Despite her conversion, Paula did not go to the mosque for the rest of the year. Instead, she tried to learn to pray on her own by reading books about the basics of Islamic practice.
“I was actually pretty close trying to do it on my own,” she says. “But then I got to the point where I realized that I needed help in learning how to pray correctly. I needed to watch how people do it.” So, in January of 2003, she went to the Islamic Center in Tucson, Ariz. for the first time.
But Shajia did not have to learn about Islam from a book. She was brought up practicing Islam. Although her parents were not very pushy, her mother did remind her when she forgot to pray.
When Shajia went to college, however, she found it harder to maintain her Muslim identity.
“I pray a lot less than I did when I lived with my family,” says Shajia. “I don’t think about my faith on a day-to-day basis. I don’t feel that Muslim identity as much as someone who is in a community organization or goes to the mosque on Fridays or Sundays.I don’t worry about it. But I also realize there is something that I need to be doing — but I’m not doing.” Something, she says, she has lost.
But this sense of loss doesn’t seem to be felt by Shajia’s Christian friends, whom she spends more time with in her college town of Iowa City. She reports she is amazed by the latitude they enjoy regarding the practice of their religion.
“As a Muslim, you are supposed to pray five times a day. It really interrupts your day-to-day life,” says Shajia. “For a lot of my Christian friends, maybe they don’t go to church, but they say that they are Christians. There’s nothing else that they do other than believing in their faith.”
The demands of Islam do not go unnoticed by Paula’s children.
“I think [praying five times a day] would be time-consuming,” says Fred, Paula’s 14-year-old son. His sister Giullietta, a shy redhead with a pretty smile, agrees with him. “In Christianity, they just pray at the end of the day when they’re going to bed,” she says. “But when you’re a Muslim, you pray at certain times [a day].”

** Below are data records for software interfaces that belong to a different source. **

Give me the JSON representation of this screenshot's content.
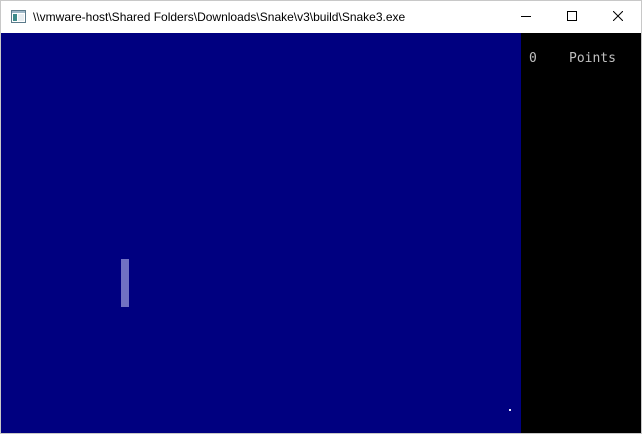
{
  "window": {
    "title": "\\\\vmware-host\\Shared Folders\\Downloads\\Snake\\v3\\build\\Snake3.exe",
    "app_icon": "console-window-icon",
    "buttons": {
      "minimize": "minimize-icon",
      "maximize": "maximize-icon",
      "close": "close-icon"
    }
  },
  "game": {
    "score_value": "0",
    "score_label": "Points",
    "colors": {
      "playfield": "#000080",
      "sidebar": "#000000",
      "text": "#c0c0c0",
      "snake": "#d8d8ff"
    }
  }
}
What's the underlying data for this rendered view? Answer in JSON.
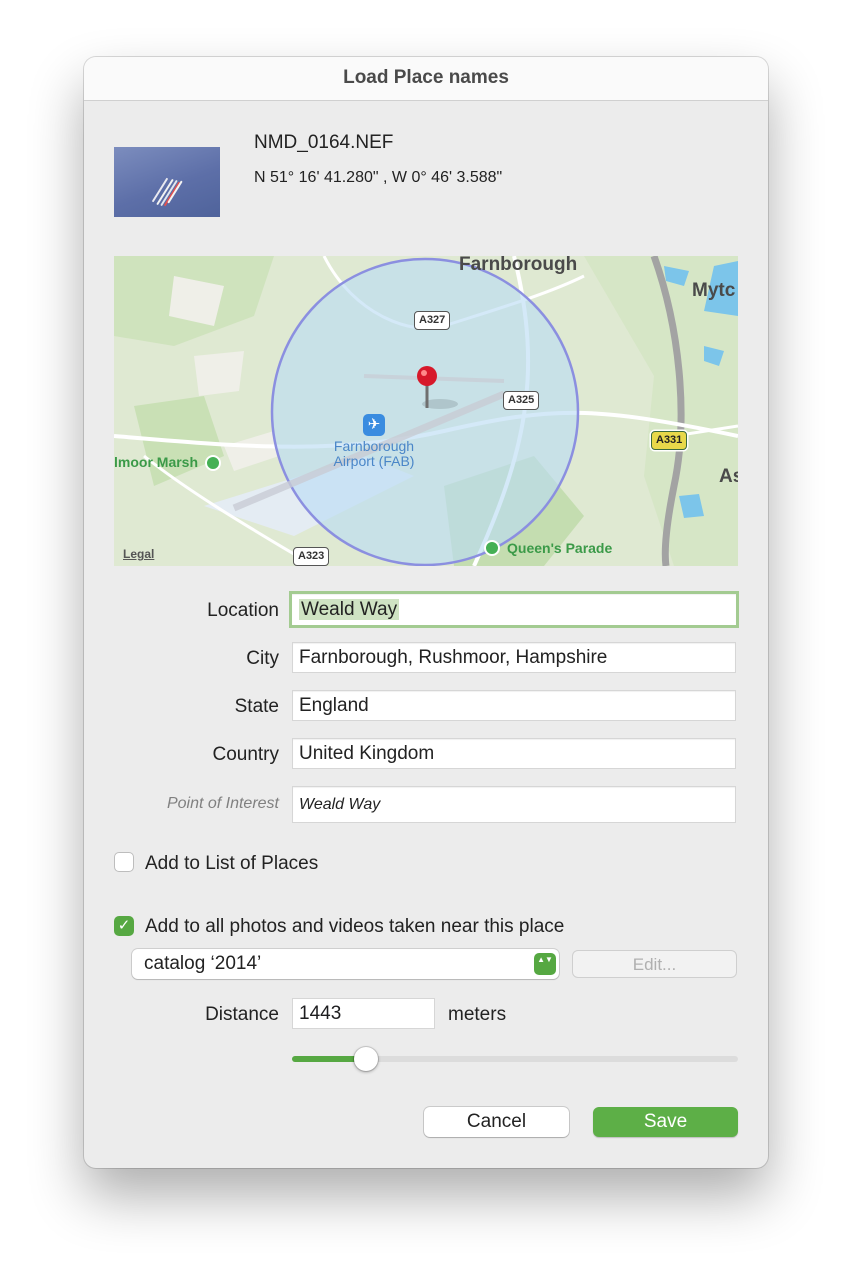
{
  "dialog": {
    "title": "Load Place names"
  },
  "photo": {
    "thumbnail_icon": "photo-thumbnail-icon",
    "filename": "NMD_0164.NEF",
    "coordinates": "N 51° 16' 41.280\" , W 0° 46' 3.588\""
  },
  "map": {
    "labels": {
      "farnborough": "Farnborough",
      "mytchett": "Mytc",
      "ash": "As",
      "airport": "Farnborough Airport (FAB)",
      "marsh": "lmoor Marsh",
      "queens_parade": "Queen's Parade",
      "legal": "Legal"
    },
    "roads": {
      "a327": "A327",
      "a325": "A325",
      "a331": "A331",
      "a323": "A323"
    },
    "radius_meters": 1443,
    "colors": {
      "radius_fill": "#b9dcf4",
      "radius_stroke": "#8b8fe0",
      "pin": "#d7182a"
    },
    "icons": {
      "pin": "map-pin-icon",
      "airport": "airplane-icon",
      "poi": "park-pin-icon"
    }
  },
  "form": {
    "location": {
      "label": "Location",
      "value": "Weald Way"
    },
    "city": {
      "label": "City",
      "value": "Farnborough, Rushmoor, Hampshire"
    },
    "state": {
      "label": "State",
      "value": "England"
    },
    "country": {
      "label": "Country",
      "value": "United Kingdom"
    },
    "poi": {
      "label": "Point of Interest",
      "value": "Weald Way"
    }
  },
  "options": {
    "add_to_list": {
      "label": "Add to List of Places",
      "checked": false
    },
    "add_to_nearby": {
      "label": "Add to all photos and videos taken near this place",
      "checked": true,
      "check_glyph": "✓"
    }
  },
  "catalog": {
    "selected": "catalog ‘2014’",
    "arrows": "▲▼"
  },
  "buttons": {
    "edit": "Edit...",
    "cancel": "Cancel",
    "save": "Save"
  },
  "distance": {
    "label": "Distance",
    "value": "1443",
    "unit": "meters",
    "slider_fraction": 0.165
  },
  "colors": {
    "accent": "#56a842",
    "save_button": "#5daf47",
    "focus_ring": "#a3cb91",
    "dialog_bg": "#ececec"
  }
}
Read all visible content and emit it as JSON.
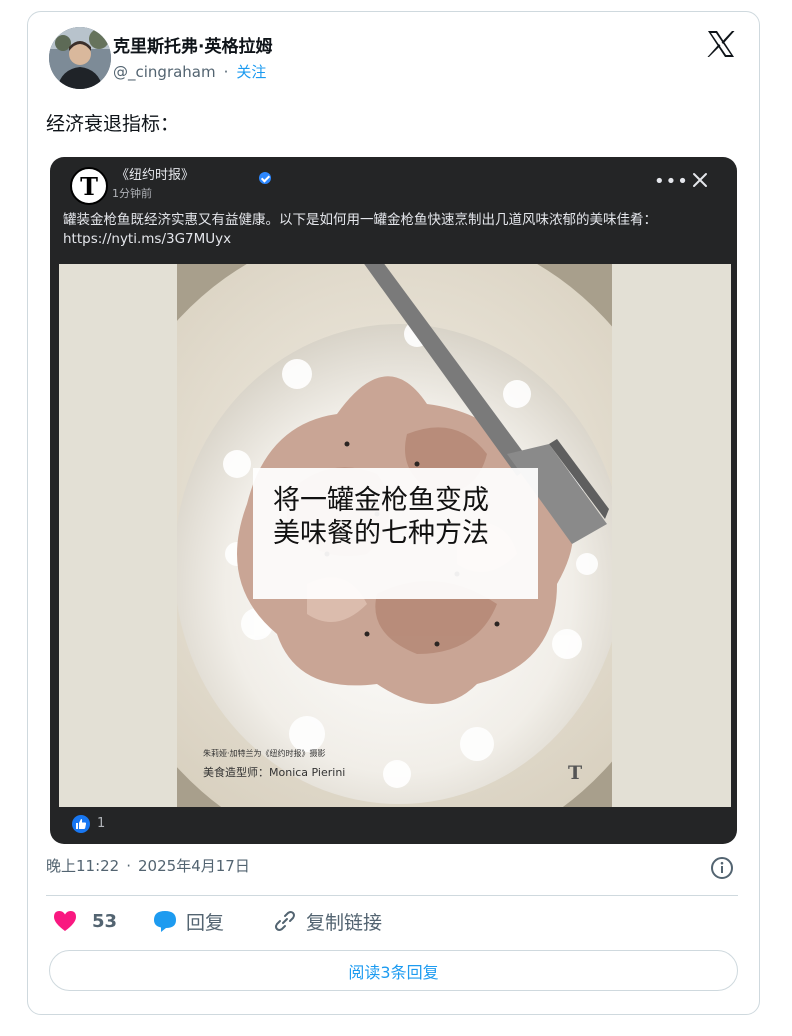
{
  "author": {
    "name": "克里斯托弗·英格拉姆",
    "handle": "@_cingraham",
    "separator": "·",
    "follow_label": "关注"
  },
  "tweet": {
    "text": "经济衰退指标："
  },
  "embedded_post": {
    "logo_letter": "T",
    "page_name": "《纽约时报》",
    "time": "1分钟前",
    "more_icon": "•••",
    "text_line1": "罐装金枪鱼既经济实惠又有益健康。以下是如何用一罐金枪鱼快速烹制出几道风味浓郁的美味佳肴：",
    "text_line2": "https://nyti.ms/3G7MUyx",
    "image": {
      "overlay_line1": "将一罐金枪鱼变成",
      "overlay_line2": "美味餐的七种方法",
      "photo_credit": "朱莉娅·加特兰为《纽约时报》摄影",
      "stylist": "美食造型师：Monica Pierini",
      "mark": "T"
    },
    "like_count": "1"
  },
  "meta": {
    "time": "晚上11:22",
    "separator": "·",
    "date": "2025年4月17日"
  },
  "actions": {
    "likes_count": "53",
    "reply_label": "回复",
    "copy_link_label": "复制链接",
    "read_replies_label": "阅读3条回复"
  },
  "colors": {
    "accent": "#1d9bf0",
    "heart": "#f91880",
    "fb_dark": "#242526",
    "fb_blue": "#1877f2"
  }
}
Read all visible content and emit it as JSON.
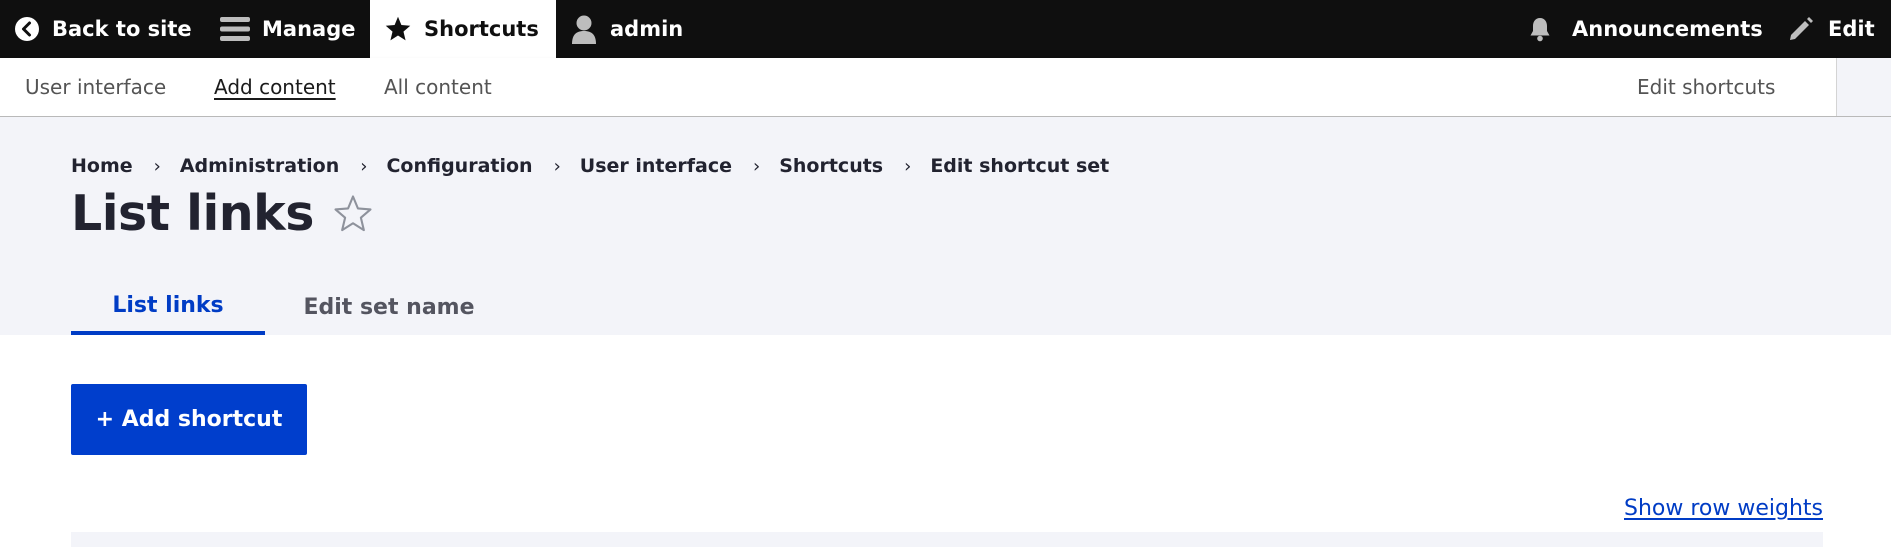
{
  "toolbar": {
    "back_label": "Back to site",
    "manage_label": "Manage",
    "shortcuts_label": "Shortcuts",
    "user_label": "admin",
    "announcements_label": "Announcements",
    "edit_label": "Edit",
    "icons": [
      "chevron-left-circle-icon",
      "hamburger-icon",
      "star-icon",
      "user-icon",
      "bell-icon",
      "pencil-icon"
    ]
  },
  "tray": {
    "links": [
      "User interface",
      "Add content",
      "All content"
    ],
    "active_link": "Add content",
    "edit_shortcuts_label": "Edit shortcuts"
  },
  "breadcrumb": [
    "Home",
    "Administration",
    "Configuration",
    "User interface",
    "Shortcuts",
    "Edit shortcut set"
  ],
  "breadcrumb_separator": "›",
  "page": {
    "title": "List links",
    "tabs": [
      "List links",
      "Edit set name"
    ],
    "active_tab": "List links"
  },
  "actions": {
    "add_shortcut_label": "+ Add shortcut",
    "show_row_weights_label": "Show row weights"
  },
  "colors": {
    "toolbar_bg": "#0f0f0f",
    "header_bg": "#f3f4f9",
    "accent": "#003ecc",
    "link": "#003cc5"
  }
}
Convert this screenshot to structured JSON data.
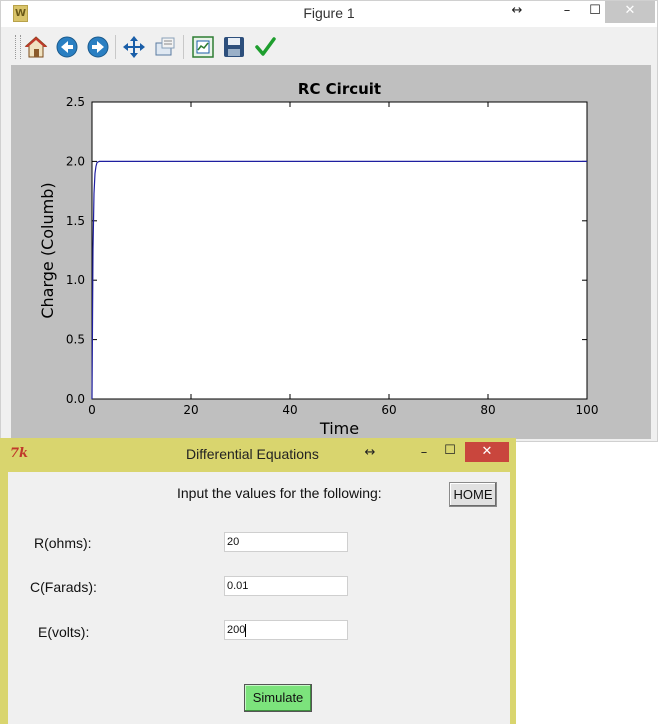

Giullietta enjoys watching her mom pray. When she was little, she used to follow Paula into her bedroom and beg “Can I watch you pray?”
“It’s really amazing that they can keep it up. But then when you’re in there, you kinda understand why they do it so much, because it’s really calming…they probably like to do it,” says Giullietta.
Paula likes to do it because she “finds peace” in praying and in reading the Quran. But her new-found religion also has a political edge to it.
“A lot of actions were very vindictive,” says Paula. “It seems like Christians, at least the hard core fundamental Christians are much more willing to send the country into war when it really wasn’t a good idea. I think it was that kind of attitude which turned me off from Christianity.”
In contrast, Paula says, “I have found most Muslims to be very kind, open-minded, gentle people more concerned with where they stand in the judgment of God than with the superficial judgment of other people.”
When Paula picks Giullietta up from the school, Giullietta’s classmates ask her about the hijab. “They’ll ask what religion is she in. I’ll tell them Muslim. Most of them are pretty nice. They’re my friends and they just understand,” says Giullietta. “They are like, ‘it’s her religion, it’s what she believes in, and it’s nothing to make fun of.’”
Shajia has also felt her Iowa City community to be welcoming. But when her family moved to Iowa from Houston in August 2001, it was a little unsettling. “I never considered myself a minority. But when I came to Iowa — BOOM — you are a minority,” she says.
Then came Sept. 11, 2001.